(Dataset rows describing interfaces)
++++++++
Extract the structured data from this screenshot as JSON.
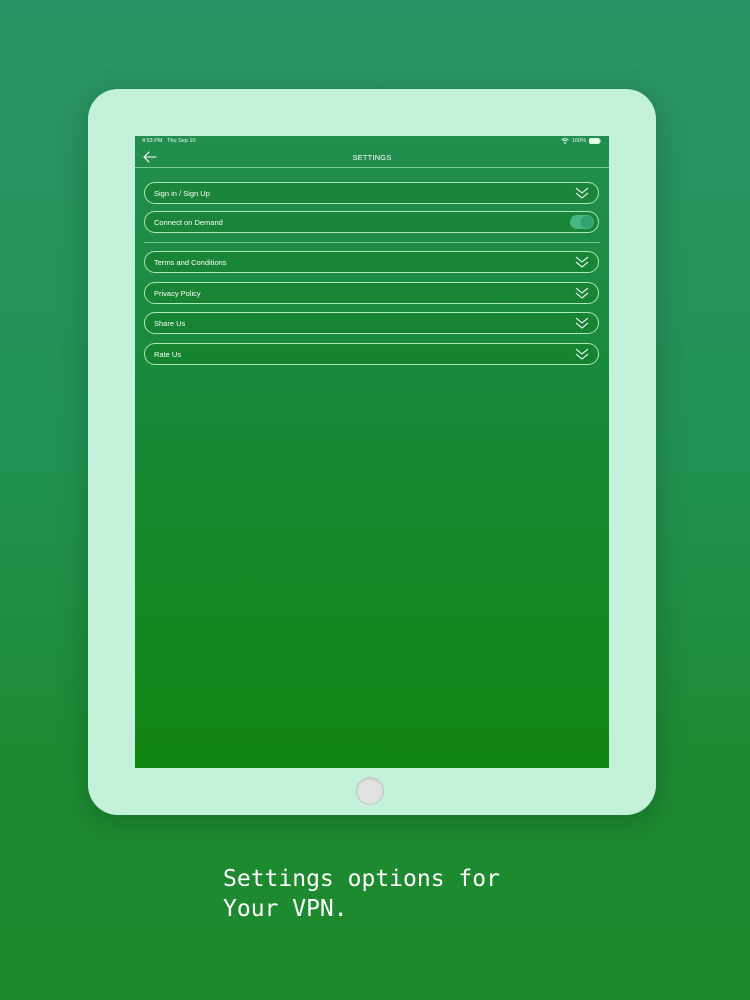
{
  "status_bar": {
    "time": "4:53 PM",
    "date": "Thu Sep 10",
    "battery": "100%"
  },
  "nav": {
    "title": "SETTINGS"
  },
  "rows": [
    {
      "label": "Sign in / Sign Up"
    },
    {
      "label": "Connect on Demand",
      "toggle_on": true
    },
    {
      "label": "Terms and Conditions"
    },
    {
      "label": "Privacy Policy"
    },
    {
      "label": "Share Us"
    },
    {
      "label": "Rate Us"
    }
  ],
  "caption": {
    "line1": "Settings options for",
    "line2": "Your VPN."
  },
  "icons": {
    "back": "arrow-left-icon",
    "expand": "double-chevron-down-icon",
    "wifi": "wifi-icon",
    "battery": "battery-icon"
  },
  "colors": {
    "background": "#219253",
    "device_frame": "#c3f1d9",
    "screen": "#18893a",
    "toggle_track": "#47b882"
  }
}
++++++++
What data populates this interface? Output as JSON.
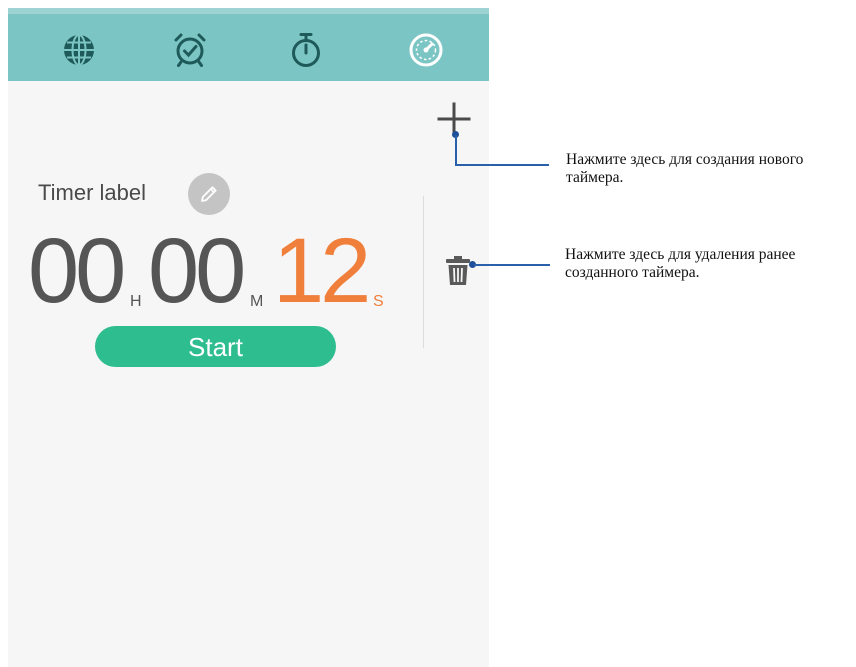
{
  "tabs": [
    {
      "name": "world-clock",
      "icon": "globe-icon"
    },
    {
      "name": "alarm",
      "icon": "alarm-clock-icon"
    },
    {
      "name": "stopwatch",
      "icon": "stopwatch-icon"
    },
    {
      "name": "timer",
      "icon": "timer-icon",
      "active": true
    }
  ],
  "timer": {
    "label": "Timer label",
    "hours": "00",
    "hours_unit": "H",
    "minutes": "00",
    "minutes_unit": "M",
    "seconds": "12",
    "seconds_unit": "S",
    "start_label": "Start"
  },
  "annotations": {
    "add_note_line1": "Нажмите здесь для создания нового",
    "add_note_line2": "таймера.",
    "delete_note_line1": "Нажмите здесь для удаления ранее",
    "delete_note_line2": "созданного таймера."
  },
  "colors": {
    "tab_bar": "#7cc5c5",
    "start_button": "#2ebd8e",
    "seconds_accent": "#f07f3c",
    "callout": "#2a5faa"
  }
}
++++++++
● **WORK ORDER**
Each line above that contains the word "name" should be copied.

● **YOUR SOLUTION**
      "name": "world-clock",
      "name": "alarm",
      "name": "stopwatch",
      "name": "timer",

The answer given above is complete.